THE HAPPY DISHWASHER
Blog article written by Sébastien Sasseville, leadership speaker, author, athlete.
What I’m about to recount took place just before speaking to a group of executives about employee engagement and building strong workplace cultures, unsurprisingly, in connection with current labour shortage issues.
Before giving my speech, I meet a man during the coffee break. He’s a little dishevelled, not very tidy and I would even go so far as to say a bit dirty. He definitely stands out among the delegates in their nice suits. He asks me if I work here, referring to the restaurant we’re in.
“No, I’m here for the conference.”
I’m going to speak to the attendees in a few minutes and I don’t really feel like chatting.
“I see. I do work here. I’m a dishwasher, and I just love my job!”
He’s piqued my interest. Maybe I judged him too quickly. After all, I’m about to give a talk about employee engagement, and he obviously knows a thing or two about that.
“Just out of curiosity, could you tell me why you love your job so much?”
What he says isn’t something that comes from a book about leadership.

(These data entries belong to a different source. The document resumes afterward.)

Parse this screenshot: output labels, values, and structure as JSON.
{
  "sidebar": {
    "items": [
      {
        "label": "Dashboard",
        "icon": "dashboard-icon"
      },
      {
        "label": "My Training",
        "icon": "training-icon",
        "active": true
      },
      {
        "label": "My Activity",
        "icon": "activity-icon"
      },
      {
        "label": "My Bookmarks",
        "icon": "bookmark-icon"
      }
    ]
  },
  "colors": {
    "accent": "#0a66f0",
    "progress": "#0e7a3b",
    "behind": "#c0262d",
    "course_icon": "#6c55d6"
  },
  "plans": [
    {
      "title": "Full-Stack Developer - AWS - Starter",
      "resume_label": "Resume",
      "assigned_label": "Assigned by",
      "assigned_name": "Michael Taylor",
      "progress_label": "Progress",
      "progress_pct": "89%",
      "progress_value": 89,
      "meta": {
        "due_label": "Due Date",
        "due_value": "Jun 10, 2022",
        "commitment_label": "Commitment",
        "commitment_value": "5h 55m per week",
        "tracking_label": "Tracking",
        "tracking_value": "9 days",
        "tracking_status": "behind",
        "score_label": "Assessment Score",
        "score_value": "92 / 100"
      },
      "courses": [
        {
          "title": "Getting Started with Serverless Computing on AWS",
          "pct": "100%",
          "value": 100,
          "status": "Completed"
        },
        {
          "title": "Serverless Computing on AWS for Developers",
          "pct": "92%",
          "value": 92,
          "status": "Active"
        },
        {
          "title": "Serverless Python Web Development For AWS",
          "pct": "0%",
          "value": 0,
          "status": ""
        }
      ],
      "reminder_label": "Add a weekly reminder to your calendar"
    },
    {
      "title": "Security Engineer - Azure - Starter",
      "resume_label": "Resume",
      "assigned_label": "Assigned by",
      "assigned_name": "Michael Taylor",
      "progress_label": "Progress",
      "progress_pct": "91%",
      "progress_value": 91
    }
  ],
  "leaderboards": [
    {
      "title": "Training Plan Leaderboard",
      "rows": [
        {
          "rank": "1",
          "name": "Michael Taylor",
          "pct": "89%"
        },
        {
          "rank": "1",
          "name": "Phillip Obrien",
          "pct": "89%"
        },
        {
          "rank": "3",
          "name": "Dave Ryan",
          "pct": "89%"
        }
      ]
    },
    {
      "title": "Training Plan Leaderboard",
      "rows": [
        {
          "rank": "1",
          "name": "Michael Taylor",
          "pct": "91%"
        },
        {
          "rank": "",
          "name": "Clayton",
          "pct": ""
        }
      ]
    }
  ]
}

It’s straight from the heart of the man I now call the happy dishwasher.
“First, my bosses have a vision. They want to open more restaurants, and they do everything in their power to offer their customers quality products. It’s exciting and I want to be a part of that.”
“Plus, they give me the tools I need to do my job well. I got a new machine last week and it washes like nobody’s business!”
“And finally, I feel like I’m growing here.”
Listening to him expand further, I learn that he is well-educated, that he had been successful but had lost everything because of some personal demons. For him, this work was one of the many steps in his journey toward personal reconstruction. He wasn’t focused on his past; he was looking at how far he’d come.
And what’s better, he explains that he knows that he is doing more than simply washing dishes. His work makes meals, business meetings and birthdays better.
“What’s the point of delicious food if it’s served on a dirty plate?!”
The happy dishwasher reminds us that having a ping-pong table in the company cafeteria won’t result in satisfied, productive and loyal employees. Having a vision and well-defined values is a must, but many companies have already outlined these two core elements. The key is to ensure that all team members are committed to making that vision a reality.
In more concrete terms, the key is going above and beyond not simply offering a product or service and focusing on the impact your offer will have. Your impact is your mission, it is the timeless “why” question that should be guiding you. It unites people, fosters engagement and is used to attract and retain staff.
For example, you don’t simply sell coffee; you bring people together. You don’t sell financial services; you help parents secure their children’s future. You’re not just selling a marathon; you’re helping build people’s self-confidence.
The ultimate objective is also the biggest challenge: achieving unanimity between the business’ vision/values and the individuals’. And being sure that employees have the desire to achieve their fullest potential working within this vision and these values, rather than simply trading their time for a paycheque.
I thanked my counterpart for taking the time to talk to me (and enlighten me). I was even tempted to bring him on stage with me so he could tell his story to the audience. For whatever reason, I didn’t dare ask him to do so. After the conference, I told my client the story and he told me it would have been a great idea.